Traverse Theatre, Cambridge Street, Edinburgh
We’re meeting up with some old friends and we’ve been meaning to try Dine for a while now, so it seems like the ideal time to give the place a whirl. Since we’re eating fairly early, we have the opportunity to select from the market menu, which comes in at a very reasonable £19.50 for three courses. Michelin-starred chef Stuart Muir claims to have created a series of contemporary twists on classic dishes and our expectations are high.
The room above the Traverse theatre is a delightful setting for a meal: it’s spacious and circular with dark wooden flooring, giving a surprisingly intimate feel; the tables are arranged around a central and remarkably realistic apple tree. The staff are friendly and chatty – attentive without being obtrusive. Drinks are duly ordered and the starters arrive promptly.
I opt for the cured sea trout, which, though not the most photogenic thing on the menu, is really quite delicious, served with pickled green apple, burnt cucumber, yoghurt and dill. Susan has the heritage tomatoes, which are bursting with flavour, nestling on goats cheese, black olive crumb, filo and basil. Our companions go for the smoked Ayrshire ham hock terrine with carrot chutney, pickled heritage carrots, watercress and sourdough. It looks splendid but I’m not offered a taste, no matter how many hints I drop!
The main courses are equally assured. Susan’s Perthshire chicken is agreeably moist and succulent, served with sweetcorn puree, burnt sweetcorn, baby gem and pickled trompettes. I sample the (very alliterative) braised brisket of borders beef (try saying that with a mouthful of garden peas!), served with truffle polenta cake, burnt onion puree and tender steam broccoli. Brisket is notoriously hard to get right, but this is as tender as you’d want, and coated with a sticky, piquant sauce. A slice of this meat nestled on a chunk of polenta cake makes for a very pleasing contrast. Excellent.
Puddings? Well, Susan orders the Blacketyside farm strawberries – these come with mascarpone, meringue, 12-year-old balsamic, basil and a scoop of strawberry sorbet. It’s a pretty spectacular concoction, hitting all the sweet notes in perfect harmony. I go for the selection of British cheese, with crackers and a rich, fruity chutney. Since cutting down on dairy products in my everyday diet, this is a chance to be a bit decadent and the three cheeses I’m served are generously proportioned and lip-smackingly good. (Had I been a bit more organised I’d have made a note of their names, but I was too busy devouring them to take time out to do that, so suffice to say that Dine does excellent cheese.)
This was fine dining prepared to a very high standard, offered at a very reasonable price in a charming location.
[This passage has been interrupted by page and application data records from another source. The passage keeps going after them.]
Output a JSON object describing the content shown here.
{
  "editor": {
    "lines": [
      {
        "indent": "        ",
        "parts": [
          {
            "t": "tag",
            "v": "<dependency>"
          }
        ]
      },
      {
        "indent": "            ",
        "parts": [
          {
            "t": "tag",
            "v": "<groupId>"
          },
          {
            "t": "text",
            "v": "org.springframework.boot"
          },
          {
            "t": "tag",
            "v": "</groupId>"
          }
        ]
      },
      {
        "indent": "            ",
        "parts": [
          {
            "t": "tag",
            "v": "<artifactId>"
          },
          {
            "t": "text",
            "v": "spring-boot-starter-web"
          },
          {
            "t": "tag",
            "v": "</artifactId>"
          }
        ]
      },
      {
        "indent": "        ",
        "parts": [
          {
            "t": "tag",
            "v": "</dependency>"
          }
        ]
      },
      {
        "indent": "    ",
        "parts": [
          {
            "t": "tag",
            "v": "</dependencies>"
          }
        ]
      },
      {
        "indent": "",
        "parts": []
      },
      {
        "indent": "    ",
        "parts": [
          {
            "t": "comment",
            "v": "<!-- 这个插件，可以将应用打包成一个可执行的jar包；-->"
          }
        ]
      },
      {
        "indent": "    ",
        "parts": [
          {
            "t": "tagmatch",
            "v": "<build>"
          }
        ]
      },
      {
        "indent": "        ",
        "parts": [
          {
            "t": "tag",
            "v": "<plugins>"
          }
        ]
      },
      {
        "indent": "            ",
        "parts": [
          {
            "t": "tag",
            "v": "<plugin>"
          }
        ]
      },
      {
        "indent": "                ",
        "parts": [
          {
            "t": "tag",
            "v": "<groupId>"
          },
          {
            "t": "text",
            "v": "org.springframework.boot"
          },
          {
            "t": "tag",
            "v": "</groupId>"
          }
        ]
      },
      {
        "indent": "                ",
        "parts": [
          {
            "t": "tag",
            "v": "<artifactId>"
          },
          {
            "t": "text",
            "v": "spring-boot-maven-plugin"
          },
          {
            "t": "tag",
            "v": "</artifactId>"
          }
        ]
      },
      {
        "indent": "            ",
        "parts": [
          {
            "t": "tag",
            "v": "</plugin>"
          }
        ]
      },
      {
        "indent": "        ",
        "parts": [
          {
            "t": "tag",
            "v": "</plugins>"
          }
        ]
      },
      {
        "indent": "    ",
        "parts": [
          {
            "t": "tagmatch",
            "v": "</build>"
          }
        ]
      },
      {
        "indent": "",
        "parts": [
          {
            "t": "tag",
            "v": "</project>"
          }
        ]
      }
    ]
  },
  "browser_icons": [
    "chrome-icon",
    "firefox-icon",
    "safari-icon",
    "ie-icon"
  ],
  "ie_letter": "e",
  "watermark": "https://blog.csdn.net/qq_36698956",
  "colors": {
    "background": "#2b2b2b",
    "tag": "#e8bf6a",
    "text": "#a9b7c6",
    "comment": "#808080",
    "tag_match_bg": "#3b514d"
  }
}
Any way you look at it, it ticks all the boxes. With the madness of the fringe only days away, make sure you book early to avoid disappointment.